Filter the entries beneath this task, copying only the lines that hold the word "content".

[Stored entries]
○ ○ ○ ○ ○

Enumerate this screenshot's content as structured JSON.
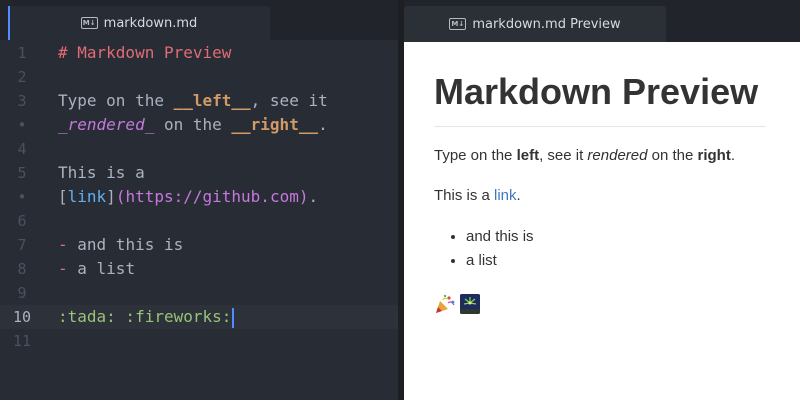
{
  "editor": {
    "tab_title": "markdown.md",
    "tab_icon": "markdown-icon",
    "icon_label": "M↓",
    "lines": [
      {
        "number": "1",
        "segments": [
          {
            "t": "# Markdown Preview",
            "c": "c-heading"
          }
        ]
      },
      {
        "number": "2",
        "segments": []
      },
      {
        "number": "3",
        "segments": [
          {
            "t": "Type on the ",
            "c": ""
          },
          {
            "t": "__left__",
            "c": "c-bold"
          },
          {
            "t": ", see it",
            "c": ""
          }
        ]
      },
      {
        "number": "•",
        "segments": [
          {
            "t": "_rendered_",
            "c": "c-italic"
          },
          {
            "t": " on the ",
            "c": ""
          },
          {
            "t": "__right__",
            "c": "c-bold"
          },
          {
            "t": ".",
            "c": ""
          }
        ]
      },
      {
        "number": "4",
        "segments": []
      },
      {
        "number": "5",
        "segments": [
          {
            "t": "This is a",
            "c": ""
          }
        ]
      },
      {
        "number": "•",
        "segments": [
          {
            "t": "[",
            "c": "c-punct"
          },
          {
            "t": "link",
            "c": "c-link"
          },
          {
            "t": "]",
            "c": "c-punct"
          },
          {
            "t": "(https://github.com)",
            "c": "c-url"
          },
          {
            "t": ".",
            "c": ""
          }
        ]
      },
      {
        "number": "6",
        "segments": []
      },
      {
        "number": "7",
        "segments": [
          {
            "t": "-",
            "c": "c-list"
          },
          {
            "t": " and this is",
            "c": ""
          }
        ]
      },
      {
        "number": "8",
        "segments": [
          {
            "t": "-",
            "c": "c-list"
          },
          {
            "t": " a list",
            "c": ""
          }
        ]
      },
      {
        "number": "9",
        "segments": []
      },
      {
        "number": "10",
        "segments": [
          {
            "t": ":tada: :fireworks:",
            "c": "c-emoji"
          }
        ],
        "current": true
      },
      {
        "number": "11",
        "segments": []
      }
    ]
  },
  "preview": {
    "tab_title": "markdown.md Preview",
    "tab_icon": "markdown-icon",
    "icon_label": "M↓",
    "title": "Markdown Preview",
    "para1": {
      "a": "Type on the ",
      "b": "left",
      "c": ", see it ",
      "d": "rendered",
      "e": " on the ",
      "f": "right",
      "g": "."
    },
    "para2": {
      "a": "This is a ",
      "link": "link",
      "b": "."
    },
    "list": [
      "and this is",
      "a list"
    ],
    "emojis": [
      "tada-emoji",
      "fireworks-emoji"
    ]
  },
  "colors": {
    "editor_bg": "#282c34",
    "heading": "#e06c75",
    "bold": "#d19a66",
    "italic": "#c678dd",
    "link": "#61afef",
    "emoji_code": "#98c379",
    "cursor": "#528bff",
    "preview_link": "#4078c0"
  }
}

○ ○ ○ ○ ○

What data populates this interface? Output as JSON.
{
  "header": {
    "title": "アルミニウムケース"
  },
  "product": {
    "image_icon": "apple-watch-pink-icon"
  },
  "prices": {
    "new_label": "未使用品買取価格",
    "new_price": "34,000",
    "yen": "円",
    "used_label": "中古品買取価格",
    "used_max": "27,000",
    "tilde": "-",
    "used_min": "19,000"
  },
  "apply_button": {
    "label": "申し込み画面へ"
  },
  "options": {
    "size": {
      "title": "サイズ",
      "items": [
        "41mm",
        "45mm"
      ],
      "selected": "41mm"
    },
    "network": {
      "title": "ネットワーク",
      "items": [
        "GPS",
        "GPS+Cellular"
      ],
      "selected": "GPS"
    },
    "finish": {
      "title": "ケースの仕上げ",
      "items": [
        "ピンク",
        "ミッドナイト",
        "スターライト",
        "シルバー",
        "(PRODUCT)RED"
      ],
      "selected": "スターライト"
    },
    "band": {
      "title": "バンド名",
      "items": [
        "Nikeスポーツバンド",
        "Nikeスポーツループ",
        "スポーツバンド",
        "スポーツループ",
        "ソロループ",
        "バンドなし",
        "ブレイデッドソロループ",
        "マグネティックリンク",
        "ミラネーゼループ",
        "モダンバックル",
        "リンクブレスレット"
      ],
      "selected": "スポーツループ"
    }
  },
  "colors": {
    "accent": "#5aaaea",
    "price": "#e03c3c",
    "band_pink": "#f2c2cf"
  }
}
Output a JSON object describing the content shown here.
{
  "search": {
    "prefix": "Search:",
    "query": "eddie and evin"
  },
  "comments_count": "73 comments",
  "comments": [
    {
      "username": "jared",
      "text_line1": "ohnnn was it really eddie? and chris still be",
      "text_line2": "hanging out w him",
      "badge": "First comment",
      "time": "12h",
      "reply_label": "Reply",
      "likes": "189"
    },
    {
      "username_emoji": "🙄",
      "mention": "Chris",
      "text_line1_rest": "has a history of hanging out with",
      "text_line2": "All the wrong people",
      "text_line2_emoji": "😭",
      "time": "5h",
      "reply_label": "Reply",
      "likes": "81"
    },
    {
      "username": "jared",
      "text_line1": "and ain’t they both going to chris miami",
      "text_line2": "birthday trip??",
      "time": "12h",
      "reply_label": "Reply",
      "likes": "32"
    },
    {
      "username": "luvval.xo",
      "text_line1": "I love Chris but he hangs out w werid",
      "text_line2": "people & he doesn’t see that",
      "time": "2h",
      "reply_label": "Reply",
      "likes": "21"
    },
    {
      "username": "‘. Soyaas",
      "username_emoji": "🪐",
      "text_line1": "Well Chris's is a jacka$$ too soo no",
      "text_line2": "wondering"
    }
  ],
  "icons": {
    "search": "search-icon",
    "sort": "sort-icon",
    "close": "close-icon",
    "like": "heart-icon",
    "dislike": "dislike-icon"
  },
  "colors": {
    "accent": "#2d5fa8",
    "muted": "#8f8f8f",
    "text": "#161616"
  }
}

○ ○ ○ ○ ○

Solution below ::
Enumerate this screenshot's content as structured JSON.
Output a JSON object describing the content shown here.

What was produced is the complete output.